The Sound…of Music

By Joanie Ogg CTC, MCC

Do you like to listen to music while you work? I love to! Isn’t it amazing how music can so immediately change our mood and either put us at piece or rev us up if that is what the task calls for? So often, I forget to turn it on and just go about my workday with the hum of my fingers tapping the keyboard. Then suddenly I have this realization that something is missing. I need the sound of music!

I got to wondering if there was some real factual research or information that substantiated my claim to need music to excel at a task? Tom thinks I am a bit music obsessed because I have to have it on to complete most anything I set out to do. I recently purchased the coolest waterproof case for my shuffle so that when I swim laps I can listen to music. I have to have music to run, do yard work, and the list goes on. So, I find I am not alone. I think this is interesting and I hope you do too.

It is true that, research proves music adds to a person’s productivity. Workers in one test were provided with headsets so they could listen to music while they worked and the rest of the workers in the project went about doing their work without the sound of music. The research proved that there was more then a 10% increase in work productivity in those listening to music. I would have thought it might be even more.

Does it matter what kind of music we listen to while we work? It is unlikely that all kinds of music would bring about the same level of work productivity. If our goal is to increase our concentration then findings show music that provides a light melody will help get us in the right zone. Apparently, it helps up to focus. I suspect if we listened to rap, rock and or heavy metal would not allow us to concentrate but instead would have us listening to lyrics instead of honing in our work project.

On the other hand, music with an upbeat rhythm is known to release stress hormone levels. It is known as the “Mozart effect”. The story goes that a group of students asked to take some math tests while they listened to classical music showed their stress levels dropped dramatically and did really well on the tests versus the other testers. Now, I know why I did so badly in math. I never had the opportunity to listen to classical music while Sister Ruth administered her weekly “test from hell”.

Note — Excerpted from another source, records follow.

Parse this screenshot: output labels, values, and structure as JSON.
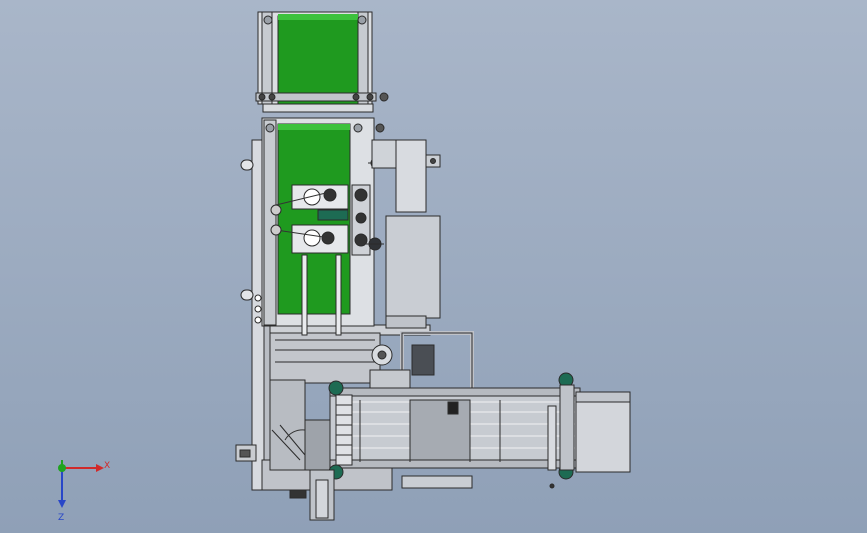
{
  "viewport": {
    "background_top": "#a9b6c9",
    "background_bottom": "#8fa0b7"
  },
  "colors": {
    "belt": "#1f9a1f",
    "frame": "#d7dadf",
    "frame_shade": "#b9bdc4",
    "steel": "#8d9299",
    "outline": "#2b2b2b",
    "roller_green": "#1d6b53",
    "dark_part": "#3a3d42",
    "axis_x": "#d12a2a",
    "axis_y": "#1fa31f",
    "axis_z": "#2846c8"
  },
  "triad": {
    "x_label": "X",
    "z_label": "Z"
  },
  "model": {
    "view": "front",
    "components": [
      "upper-green-conveyor",
      "lower-green-conveyor",
      "main-frame",
      "motor-housing-upper",
      "motor-housing-lower",
      "adjustment-knob-left",
      "adjustment-knob-right",
      "horizontal-conveyor",
      "end-cover-box",
      "base-post"
    ]
  }
}
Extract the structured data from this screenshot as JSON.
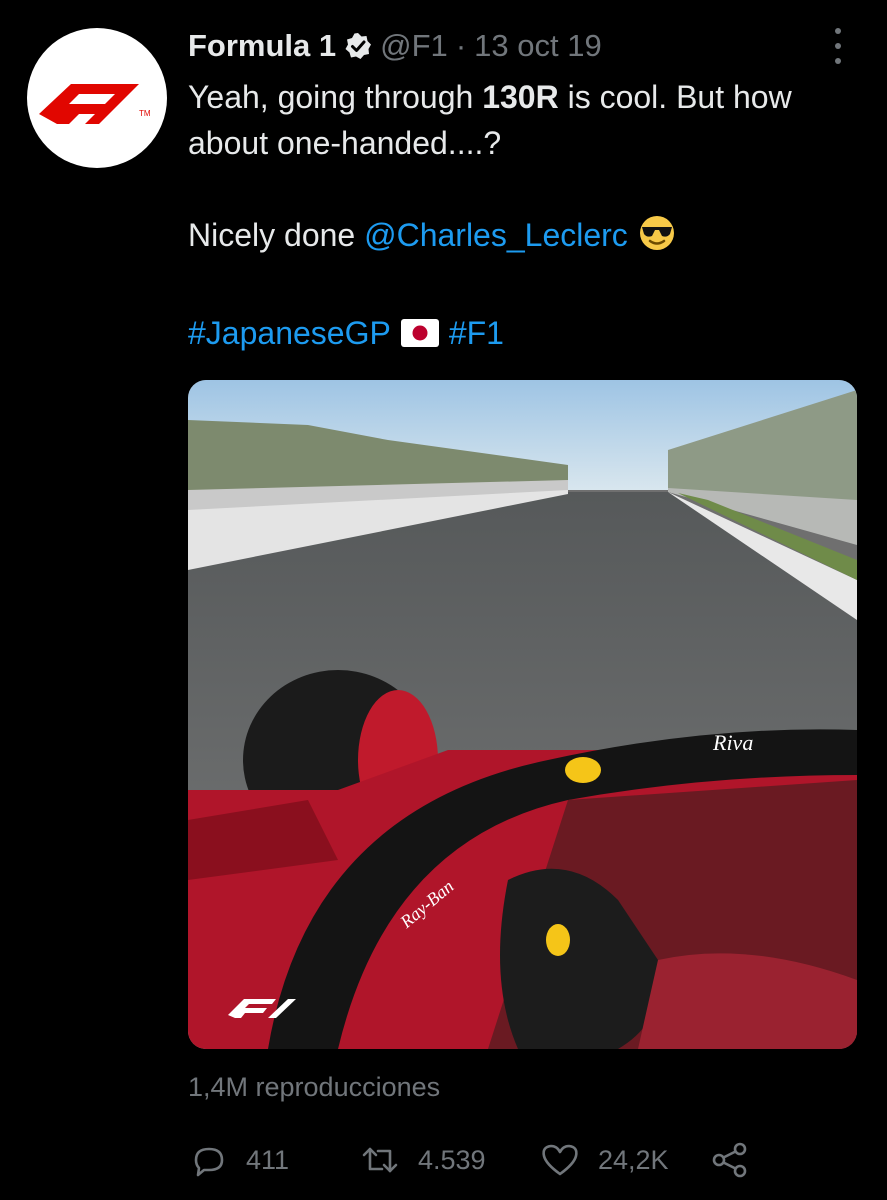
{
  "tweet": {
    "author_name": "Formula 1",
    "handle": "@F1",
    "separator": "·",
    "date": "13 oct 19",
    "line1_pre": "Yeah, going through ",
    "line1_bold": "130R",
    "line1_post": " is cool. But how about one-handed....?",
    "line2_pre": "Nicely done ",
    "mention": "@Charles_Leclerc",
    "hashtag1": "#JapaneseGP",
    "hashtag2": "#F1",
    "views": "1,4M reproducciones"
  },
  "actions": {
    "replies": "411",
    "retweets": "4.539",
    "likes": "24,2K"
  },
  "icons": [
    "f1-logo-icon",
    "verified-badge-icon",
    "more-options-icon",
    "sunglasses-emoji-icon",
    "japan-flag-icon",
    "reply-icon",
    "retweet-icon",
    "like-icon",
    "share-icon"
  ],
  "colors": {
    "background": "#000000",
    "text": "#e7e9ea",
    "secondary": "#71767b",
    "link": "#1d9bf0",
    "f1_red": "#e10600"
  }
}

So, the moral of this article is simply put, turn it on, turn it up and sell more travel!